Hospital officials have told a council probe that its high death rates are coming down.
Medical chiefs attended a meeting in Hartlepool after a council committee raised concerns over mortality figures that showed more people were dying than expected and compared to other parts of the country.
Clearly, this is not something we have been comfortable with as a trustProfessor Jane Metcalf, North Tees and Hartlepool NHS Foundation Trust
Professor Jane Metcalf from North Tees and Hartlepool NHS Foundation Trust, which runs Hartlepool and North Tees hospitals, told Hartlepool council its rates are now within expected ranges.
Prof Metcalf, deputy medical director at the trust, talked about improvements to two mortality rates which give a ratio of actual to expected deaths.
One measurement hospitals use is a Hospital Standardised Mortality Ratio (HSMR) which accounts for deaths due to one of 56 causes.
A score over 100 means that the number of deaths is higher than expected.
The trust’s HSMR was one of the highest nationally between April 2014 and March 2015 at 128.08 but is now 105.29.
And its Summary Hospital Mortality Indicator (SHMI) which includes deaths within 30 days of discharge, has reduced from a high of 124.53 to 111.84.
Prof Metcalf said: “We are within expected range for the first time in a long, long time.”
She accepted the previous figures were concerning saying: “Clearly, this is not something we have been comfortable with as a trust.
“Internally there has been a huge amount of work going on.”
Councillor Ray Martin-Wells, chair of the Audit and Governance Committee, said the presentation revealed that one of the trust’s death rates was higher than the council previously realised.
He said: “For the first time this committee has seen just how bad things were.
“I think it’s safe to say they were appallingly bad and your quality accounts did not reflect that.
“It is pleasing to see that the mortality figures do seem to be getting better and let’s just hope that that continues.”
Coun Lesley Hamilton asked what had led to a reduction in the HSMR rate.
Prof Metcalf said: “There’s no one thing. There are a number of areas where we have improved what we were doing.”

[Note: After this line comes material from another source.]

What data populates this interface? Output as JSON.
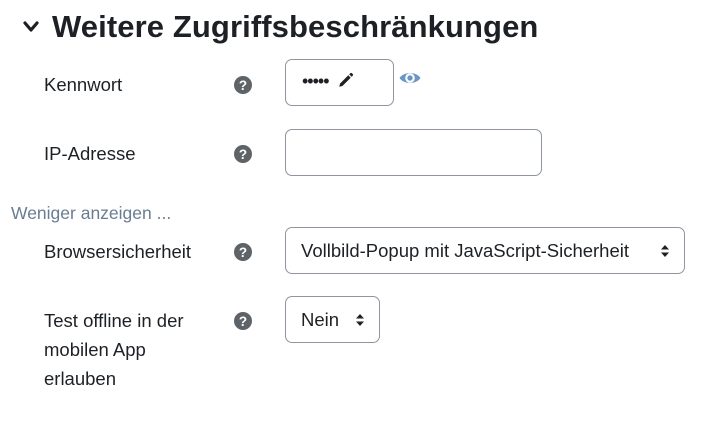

She said they included better documentation of conditions that contribute to deaths, consultants being given end of life training as part of a focus on quality of care, and a group set up to look at recommendations of the national Keogh Mortality Review.
Prof Metcalf added a bad winter in 2014 saw a spike in deaths from pneumonia impacting the figures.